REQUIRED ACTION:
Copy out every line holding the string "interface" from the records below.

DATA IN THIS EXERCISE:

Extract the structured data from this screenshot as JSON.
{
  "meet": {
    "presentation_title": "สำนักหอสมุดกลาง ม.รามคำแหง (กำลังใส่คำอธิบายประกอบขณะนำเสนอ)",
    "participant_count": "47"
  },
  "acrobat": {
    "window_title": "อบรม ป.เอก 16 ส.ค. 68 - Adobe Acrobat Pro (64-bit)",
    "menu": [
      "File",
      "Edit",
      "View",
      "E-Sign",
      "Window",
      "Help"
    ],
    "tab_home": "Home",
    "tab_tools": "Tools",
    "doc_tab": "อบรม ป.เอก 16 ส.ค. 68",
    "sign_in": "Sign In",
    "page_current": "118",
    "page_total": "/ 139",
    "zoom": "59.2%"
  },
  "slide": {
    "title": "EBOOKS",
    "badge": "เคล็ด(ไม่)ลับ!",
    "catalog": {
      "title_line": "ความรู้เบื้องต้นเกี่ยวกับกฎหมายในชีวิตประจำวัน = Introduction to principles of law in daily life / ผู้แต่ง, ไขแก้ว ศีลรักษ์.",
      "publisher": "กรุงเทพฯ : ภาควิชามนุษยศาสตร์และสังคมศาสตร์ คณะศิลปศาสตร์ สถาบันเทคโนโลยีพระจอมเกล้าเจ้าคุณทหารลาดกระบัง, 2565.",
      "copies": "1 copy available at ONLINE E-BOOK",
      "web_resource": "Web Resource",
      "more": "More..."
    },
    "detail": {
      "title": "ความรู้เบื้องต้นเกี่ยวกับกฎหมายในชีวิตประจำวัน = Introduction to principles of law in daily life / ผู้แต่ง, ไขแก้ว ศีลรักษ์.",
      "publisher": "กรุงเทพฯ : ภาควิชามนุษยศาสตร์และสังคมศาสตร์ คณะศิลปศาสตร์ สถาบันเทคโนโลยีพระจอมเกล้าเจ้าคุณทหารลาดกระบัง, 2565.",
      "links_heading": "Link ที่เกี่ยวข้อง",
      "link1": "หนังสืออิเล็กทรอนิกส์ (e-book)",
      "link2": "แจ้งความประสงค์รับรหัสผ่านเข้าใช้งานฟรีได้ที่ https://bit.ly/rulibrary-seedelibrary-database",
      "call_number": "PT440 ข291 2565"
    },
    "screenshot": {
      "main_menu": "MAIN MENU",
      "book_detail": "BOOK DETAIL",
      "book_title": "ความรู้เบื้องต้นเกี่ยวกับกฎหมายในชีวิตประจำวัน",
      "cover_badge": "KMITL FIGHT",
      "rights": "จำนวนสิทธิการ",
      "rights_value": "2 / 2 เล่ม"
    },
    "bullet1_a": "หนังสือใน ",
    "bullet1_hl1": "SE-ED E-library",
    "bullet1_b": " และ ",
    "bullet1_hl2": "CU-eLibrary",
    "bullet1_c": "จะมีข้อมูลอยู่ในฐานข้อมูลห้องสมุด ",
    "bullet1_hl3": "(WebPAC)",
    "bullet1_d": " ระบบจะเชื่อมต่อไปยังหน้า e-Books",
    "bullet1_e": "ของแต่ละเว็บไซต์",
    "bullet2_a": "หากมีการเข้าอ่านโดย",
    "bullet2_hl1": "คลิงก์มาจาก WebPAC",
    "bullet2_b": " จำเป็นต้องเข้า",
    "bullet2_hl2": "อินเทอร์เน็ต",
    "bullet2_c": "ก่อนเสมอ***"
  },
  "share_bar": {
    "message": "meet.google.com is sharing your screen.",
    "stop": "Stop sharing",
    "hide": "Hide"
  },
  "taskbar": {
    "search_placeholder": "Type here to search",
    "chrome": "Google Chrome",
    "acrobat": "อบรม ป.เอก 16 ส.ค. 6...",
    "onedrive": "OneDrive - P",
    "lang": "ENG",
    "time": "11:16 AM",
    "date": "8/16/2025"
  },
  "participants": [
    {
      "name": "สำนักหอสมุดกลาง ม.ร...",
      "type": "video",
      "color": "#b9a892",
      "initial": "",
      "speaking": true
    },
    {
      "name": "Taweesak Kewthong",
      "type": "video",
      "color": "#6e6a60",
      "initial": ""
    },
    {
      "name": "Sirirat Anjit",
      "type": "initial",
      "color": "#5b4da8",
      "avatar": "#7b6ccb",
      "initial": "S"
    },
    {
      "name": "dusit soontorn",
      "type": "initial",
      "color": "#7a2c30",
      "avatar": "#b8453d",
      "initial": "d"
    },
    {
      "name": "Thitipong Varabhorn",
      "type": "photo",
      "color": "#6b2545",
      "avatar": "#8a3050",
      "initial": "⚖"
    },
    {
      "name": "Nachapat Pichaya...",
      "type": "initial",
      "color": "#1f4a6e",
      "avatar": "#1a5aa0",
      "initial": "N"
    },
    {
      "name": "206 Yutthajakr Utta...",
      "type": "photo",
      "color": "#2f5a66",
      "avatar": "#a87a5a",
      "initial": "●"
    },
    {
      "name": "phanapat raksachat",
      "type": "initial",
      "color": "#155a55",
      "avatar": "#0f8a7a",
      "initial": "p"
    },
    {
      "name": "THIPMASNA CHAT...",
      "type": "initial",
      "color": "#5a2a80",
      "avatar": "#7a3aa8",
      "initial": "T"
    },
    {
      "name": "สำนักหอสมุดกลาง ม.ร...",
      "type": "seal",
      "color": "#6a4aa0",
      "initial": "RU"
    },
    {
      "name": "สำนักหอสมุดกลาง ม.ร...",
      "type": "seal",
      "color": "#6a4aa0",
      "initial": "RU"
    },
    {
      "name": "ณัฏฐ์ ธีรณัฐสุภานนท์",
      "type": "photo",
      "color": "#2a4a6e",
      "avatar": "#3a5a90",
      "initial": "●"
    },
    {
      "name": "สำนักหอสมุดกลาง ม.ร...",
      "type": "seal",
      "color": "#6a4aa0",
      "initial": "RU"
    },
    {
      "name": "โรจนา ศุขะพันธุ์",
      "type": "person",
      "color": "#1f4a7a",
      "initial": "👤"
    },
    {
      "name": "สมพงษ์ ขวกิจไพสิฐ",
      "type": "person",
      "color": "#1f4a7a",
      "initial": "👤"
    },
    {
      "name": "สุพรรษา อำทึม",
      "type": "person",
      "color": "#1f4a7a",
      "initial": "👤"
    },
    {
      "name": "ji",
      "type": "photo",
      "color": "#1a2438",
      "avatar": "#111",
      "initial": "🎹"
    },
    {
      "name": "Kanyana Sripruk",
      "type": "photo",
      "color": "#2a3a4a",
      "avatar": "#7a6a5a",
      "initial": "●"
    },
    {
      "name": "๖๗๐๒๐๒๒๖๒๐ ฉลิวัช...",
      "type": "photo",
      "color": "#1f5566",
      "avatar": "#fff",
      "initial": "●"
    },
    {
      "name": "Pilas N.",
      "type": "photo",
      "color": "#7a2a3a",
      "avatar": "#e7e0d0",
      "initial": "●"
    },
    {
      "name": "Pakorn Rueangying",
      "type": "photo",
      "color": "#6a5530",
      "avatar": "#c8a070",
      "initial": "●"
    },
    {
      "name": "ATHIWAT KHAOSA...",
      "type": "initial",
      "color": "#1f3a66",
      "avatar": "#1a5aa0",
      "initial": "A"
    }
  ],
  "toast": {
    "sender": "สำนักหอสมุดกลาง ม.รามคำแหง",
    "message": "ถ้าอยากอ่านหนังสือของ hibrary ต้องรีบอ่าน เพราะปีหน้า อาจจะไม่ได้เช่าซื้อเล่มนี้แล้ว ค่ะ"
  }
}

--

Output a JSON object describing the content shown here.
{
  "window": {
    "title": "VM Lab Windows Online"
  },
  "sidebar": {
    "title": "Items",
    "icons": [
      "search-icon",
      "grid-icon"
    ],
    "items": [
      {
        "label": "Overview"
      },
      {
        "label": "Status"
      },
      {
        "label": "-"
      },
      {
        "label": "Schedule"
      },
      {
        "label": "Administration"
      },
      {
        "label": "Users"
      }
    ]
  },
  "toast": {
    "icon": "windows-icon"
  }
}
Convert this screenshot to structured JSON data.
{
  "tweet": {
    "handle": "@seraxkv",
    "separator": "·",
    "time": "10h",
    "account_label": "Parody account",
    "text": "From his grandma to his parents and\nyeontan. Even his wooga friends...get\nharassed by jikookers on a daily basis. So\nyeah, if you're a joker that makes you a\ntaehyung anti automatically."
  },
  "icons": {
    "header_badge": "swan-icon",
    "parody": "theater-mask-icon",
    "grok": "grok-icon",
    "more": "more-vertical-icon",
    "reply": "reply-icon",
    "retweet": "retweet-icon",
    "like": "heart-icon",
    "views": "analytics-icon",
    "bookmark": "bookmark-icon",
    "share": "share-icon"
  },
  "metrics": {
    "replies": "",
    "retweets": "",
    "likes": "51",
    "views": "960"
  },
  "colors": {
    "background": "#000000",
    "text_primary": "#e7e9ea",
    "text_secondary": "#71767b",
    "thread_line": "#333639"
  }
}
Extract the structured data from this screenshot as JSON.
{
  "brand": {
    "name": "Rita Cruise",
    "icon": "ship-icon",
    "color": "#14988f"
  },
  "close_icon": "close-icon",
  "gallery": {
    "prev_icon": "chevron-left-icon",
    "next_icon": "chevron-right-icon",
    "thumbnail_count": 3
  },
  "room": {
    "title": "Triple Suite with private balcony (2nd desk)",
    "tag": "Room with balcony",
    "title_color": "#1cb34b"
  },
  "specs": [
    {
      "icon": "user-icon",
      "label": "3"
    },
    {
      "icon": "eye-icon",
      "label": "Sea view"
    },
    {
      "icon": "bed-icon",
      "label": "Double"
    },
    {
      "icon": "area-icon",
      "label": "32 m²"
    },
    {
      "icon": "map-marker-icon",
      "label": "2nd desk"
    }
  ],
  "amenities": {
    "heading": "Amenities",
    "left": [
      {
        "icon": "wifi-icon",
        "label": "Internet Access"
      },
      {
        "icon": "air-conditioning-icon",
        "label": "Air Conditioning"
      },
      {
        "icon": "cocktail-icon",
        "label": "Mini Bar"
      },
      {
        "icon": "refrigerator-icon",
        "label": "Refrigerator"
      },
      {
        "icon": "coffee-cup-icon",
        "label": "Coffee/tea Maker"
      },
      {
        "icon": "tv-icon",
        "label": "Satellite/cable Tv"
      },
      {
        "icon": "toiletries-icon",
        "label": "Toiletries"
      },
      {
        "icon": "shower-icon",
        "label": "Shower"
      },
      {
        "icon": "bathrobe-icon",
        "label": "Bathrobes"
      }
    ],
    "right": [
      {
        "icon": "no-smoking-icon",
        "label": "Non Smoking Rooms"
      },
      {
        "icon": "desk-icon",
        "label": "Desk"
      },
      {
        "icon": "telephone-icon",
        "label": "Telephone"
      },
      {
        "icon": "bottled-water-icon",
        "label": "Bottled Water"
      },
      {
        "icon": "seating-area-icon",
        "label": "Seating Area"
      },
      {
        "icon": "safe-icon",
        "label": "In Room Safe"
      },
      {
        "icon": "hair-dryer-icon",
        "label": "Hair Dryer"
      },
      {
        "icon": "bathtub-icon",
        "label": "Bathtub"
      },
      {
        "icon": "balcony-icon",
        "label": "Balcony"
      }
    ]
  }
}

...

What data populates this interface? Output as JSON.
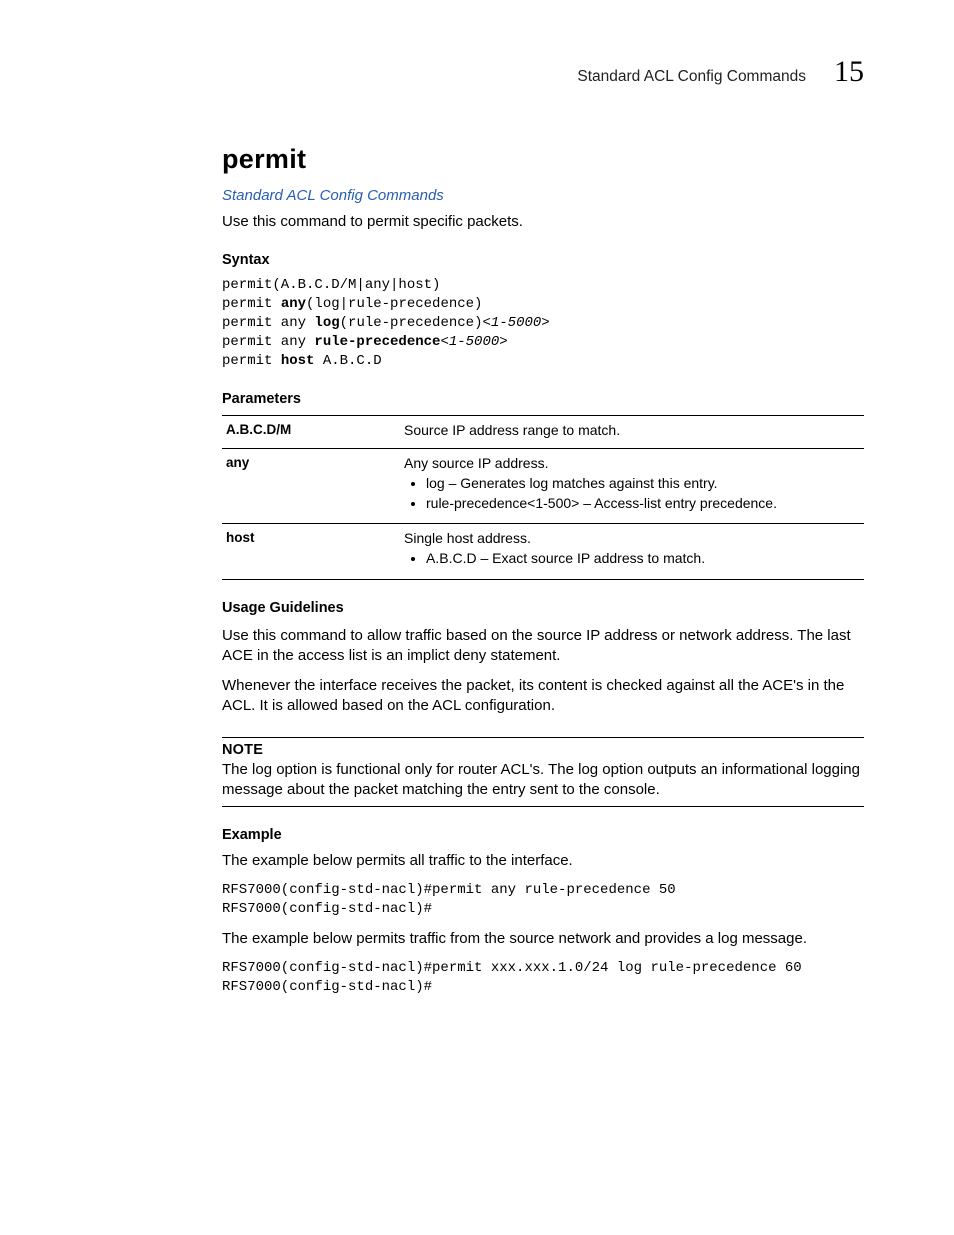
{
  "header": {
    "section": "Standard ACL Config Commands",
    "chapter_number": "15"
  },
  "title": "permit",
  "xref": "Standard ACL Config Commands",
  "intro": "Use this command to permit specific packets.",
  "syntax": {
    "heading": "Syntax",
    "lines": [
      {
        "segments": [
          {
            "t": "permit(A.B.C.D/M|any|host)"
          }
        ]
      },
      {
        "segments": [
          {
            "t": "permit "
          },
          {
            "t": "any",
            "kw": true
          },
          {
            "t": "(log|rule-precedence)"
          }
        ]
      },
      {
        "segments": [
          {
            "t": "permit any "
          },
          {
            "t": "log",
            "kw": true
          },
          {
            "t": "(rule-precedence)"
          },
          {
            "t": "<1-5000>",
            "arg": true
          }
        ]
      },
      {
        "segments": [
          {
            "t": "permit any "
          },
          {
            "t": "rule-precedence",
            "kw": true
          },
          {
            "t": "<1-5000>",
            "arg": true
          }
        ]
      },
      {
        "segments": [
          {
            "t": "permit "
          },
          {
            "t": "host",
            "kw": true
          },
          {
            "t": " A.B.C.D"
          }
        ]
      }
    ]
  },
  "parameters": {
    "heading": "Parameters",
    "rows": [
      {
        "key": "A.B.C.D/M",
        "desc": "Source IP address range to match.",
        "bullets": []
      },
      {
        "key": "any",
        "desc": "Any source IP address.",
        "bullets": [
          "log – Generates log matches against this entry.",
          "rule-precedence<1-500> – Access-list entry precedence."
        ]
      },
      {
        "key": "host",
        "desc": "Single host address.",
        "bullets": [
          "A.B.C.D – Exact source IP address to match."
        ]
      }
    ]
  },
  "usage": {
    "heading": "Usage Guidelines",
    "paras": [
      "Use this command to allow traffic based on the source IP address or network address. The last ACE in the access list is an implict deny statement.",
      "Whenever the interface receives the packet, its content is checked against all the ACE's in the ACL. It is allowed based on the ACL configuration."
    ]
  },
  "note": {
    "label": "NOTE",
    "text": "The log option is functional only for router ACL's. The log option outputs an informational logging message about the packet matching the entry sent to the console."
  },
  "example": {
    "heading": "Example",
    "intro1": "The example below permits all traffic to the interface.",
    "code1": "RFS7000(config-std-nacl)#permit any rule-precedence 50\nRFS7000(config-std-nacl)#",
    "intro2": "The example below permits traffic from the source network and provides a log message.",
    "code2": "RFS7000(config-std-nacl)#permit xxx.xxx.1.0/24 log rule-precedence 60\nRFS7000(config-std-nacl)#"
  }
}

EXERCISE SOLUTION:
What data populates this interface? Output as JSON.
      "Whenever the interface receives the packet, its content is checked against all the ACE's in the ACL. It is allowed based on the ACL configuration."
    "intro1": "The example below permits all traffic to the interface.",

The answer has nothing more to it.